* _WORK INSTRUCTION_:
From the data below, tally each line that has "Overall" in it, then give that tally without comment.

* _RECORDS PROVIDED_:

-- Opening Marker --

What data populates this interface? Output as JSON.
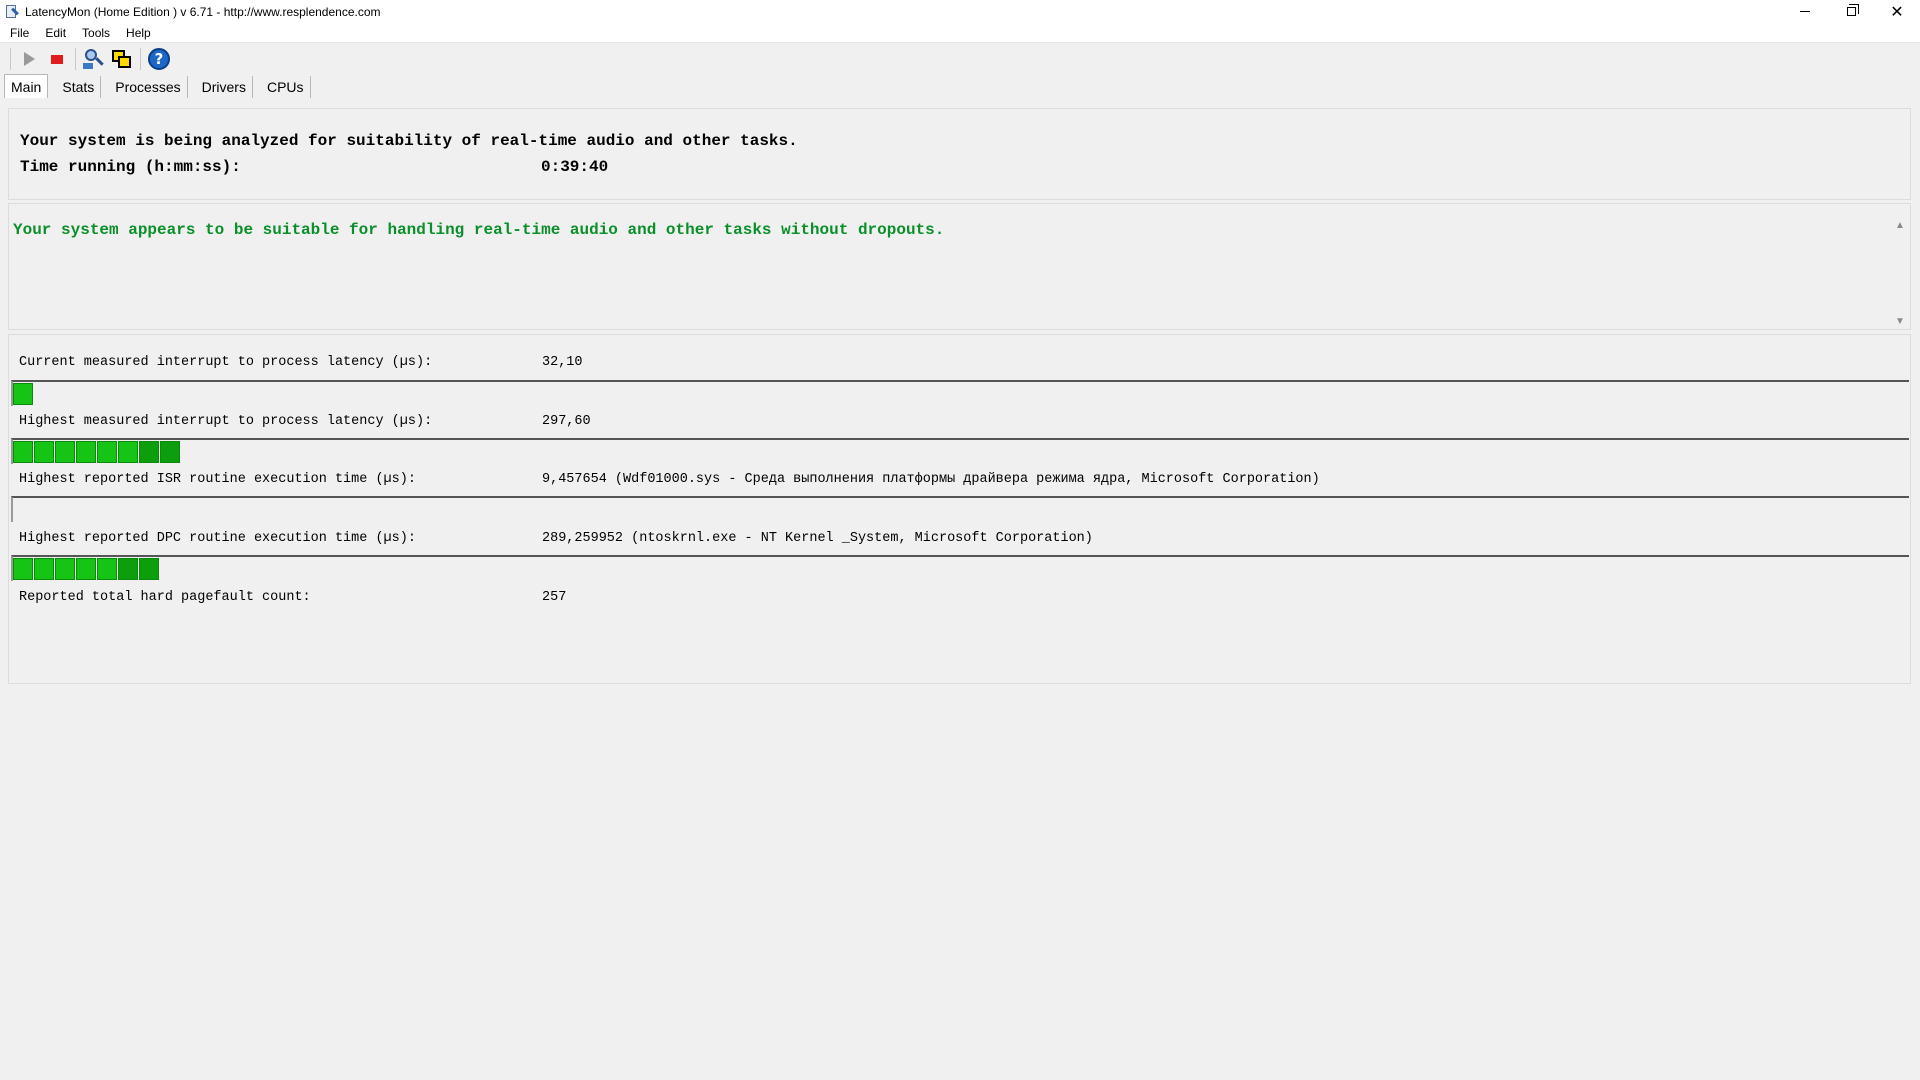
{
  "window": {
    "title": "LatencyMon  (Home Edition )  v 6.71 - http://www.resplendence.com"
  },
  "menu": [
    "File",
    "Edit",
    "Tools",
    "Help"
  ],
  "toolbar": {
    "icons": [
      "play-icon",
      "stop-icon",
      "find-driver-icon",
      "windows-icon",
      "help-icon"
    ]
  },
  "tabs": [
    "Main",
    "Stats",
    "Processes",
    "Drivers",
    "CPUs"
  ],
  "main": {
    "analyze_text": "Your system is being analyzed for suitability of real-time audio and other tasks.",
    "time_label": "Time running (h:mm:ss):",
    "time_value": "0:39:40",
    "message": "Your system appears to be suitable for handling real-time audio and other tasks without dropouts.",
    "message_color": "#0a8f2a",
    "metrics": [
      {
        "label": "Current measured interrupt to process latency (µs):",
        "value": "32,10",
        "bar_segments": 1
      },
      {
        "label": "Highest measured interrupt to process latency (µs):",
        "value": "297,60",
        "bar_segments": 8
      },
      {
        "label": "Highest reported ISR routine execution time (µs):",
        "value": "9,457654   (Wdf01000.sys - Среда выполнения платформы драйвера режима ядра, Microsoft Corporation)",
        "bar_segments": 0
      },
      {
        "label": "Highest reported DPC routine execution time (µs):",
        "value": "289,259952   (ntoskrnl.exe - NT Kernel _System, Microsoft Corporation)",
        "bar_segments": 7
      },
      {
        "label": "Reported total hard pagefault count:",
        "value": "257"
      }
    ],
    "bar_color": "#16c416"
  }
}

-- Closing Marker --
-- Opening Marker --

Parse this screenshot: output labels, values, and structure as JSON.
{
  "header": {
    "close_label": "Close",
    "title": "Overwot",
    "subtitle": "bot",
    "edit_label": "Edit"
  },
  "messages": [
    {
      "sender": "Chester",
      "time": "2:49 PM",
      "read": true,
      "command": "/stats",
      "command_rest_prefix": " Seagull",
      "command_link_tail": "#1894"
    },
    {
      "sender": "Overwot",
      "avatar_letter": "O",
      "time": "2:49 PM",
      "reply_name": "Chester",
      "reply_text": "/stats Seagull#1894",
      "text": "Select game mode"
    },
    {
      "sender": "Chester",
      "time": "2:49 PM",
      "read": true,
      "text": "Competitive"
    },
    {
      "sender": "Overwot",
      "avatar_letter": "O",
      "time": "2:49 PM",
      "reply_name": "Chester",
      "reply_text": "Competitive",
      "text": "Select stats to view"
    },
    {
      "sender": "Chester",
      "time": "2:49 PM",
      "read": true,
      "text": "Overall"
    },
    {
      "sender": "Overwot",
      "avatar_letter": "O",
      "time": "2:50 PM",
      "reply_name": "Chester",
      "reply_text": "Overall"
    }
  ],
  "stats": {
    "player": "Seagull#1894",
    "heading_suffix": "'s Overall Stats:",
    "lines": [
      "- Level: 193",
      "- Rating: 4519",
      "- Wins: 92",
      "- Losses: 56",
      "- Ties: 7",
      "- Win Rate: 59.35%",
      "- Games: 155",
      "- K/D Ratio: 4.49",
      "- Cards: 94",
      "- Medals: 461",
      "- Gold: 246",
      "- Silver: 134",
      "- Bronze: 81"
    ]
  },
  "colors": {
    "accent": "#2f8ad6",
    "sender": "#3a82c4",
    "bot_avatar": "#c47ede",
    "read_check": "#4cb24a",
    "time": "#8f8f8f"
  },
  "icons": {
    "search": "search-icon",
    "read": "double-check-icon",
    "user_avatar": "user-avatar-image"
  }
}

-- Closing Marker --

* _FINISHED EXERCISE_:
3